Weeks after the long-time mayor of Laval was hauled away in handcuffs after resigning in disgrace, his replacement is being implicated in a scheme to disguise illegal political financing.
Jean Bertrand, the official agent for the party that ruled the Quebec town for decades, says Laval Mayor Alexandre Duplessis joined nearly every other city councillor in accepting cash reimbursements from engineering companies. The councillors or their family members would then write their own cheques to parties to give the donations the appearance of legitimacy. Corporations are banned from making political donations.
Mr. Bertrand, who is facing criminal charges for fraud and corruption, said as much as $60,000 a year in donations was disguised from 1995 to 2010. The scheme started before that period, he testified Thursday before the Charbonneau commission, but previous years are beyond the mandate of the inquiry examining political corruption involving the province's construction industry.
After months of testimony that has revealed the astonishing depth and breadth of corruption in municipal politics in the Montreal area, Mr. Bertrand revealed a new level. The inundation was so complete that nearly every player in Laval municipal politics over the past 25-plus years helped disguise illegal donation schemes while cashing in on juicy tax breaks for the donations, he said.

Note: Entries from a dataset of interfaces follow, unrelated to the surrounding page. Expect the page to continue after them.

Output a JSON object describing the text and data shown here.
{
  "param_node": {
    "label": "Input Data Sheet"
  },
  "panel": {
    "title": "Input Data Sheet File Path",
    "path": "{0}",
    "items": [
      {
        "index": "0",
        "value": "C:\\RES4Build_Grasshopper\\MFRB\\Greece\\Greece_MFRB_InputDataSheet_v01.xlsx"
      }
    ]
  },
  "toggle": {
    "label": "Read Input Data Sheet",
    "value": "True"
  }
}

"I would tell them it was illegal. They knew it was illegal," he said, adding that the councillors went ahead anyway. He could only list three councillors who did not take part in the scheme over 15 years. Laval city council seats 21 representatives in addition to the mayor.
Mr. Duplessis, who was named mayor by his fellow councillors on Nov. 23, 2012, launched a legal action last week to try to adjourn the Charbonneau commission. Earlier this month, the mayor's office was raided – now a monthly occurrence at Laval City Hall.
Mr. Duplessis, who planned to run in the fall election, issued a statement late Thursday afternoon saying he is co-operating with police investigators and will make no further statement.
"It's unbelievable. This is very serious, and what's worse is that these people are running in the next election," said Robert Bordeleau, the leader of Laval's unelected opposition, the Parti au Service du Citoyen, which he founded in 2006 to denounce corruption.
"If they had any honour, they would all resign."
Gilles Vaillancourt, who resigned last fall after 23 years as mayor and is facing criminal prosecution for a host of other kickback, bribery and illegal financing schemes, did not take part in this one, Mr. Bertrand said. But, he added, Mr. Vaillancourt knew about it. "Not much happened that he didn't know about."
Mr. Bertrand said the fundraising practice was not unique to municipal politics or his party, the PRO des Lavallois. The long-time Parti Québécois activist said he has a "friend in the PQ who did it in industrial quantities."
Liberals have also been implicated in shady financing that used money from construction companies and included the practice of straw-men donations.
Mr. Bertrand took pains to describe the local politicians who took part in the scheme as "honest people, good people," but he explained that corrupt financing schemes were part of doing politics in Quebec.
The Charbonneau commission resumes hearing evidence on June 10.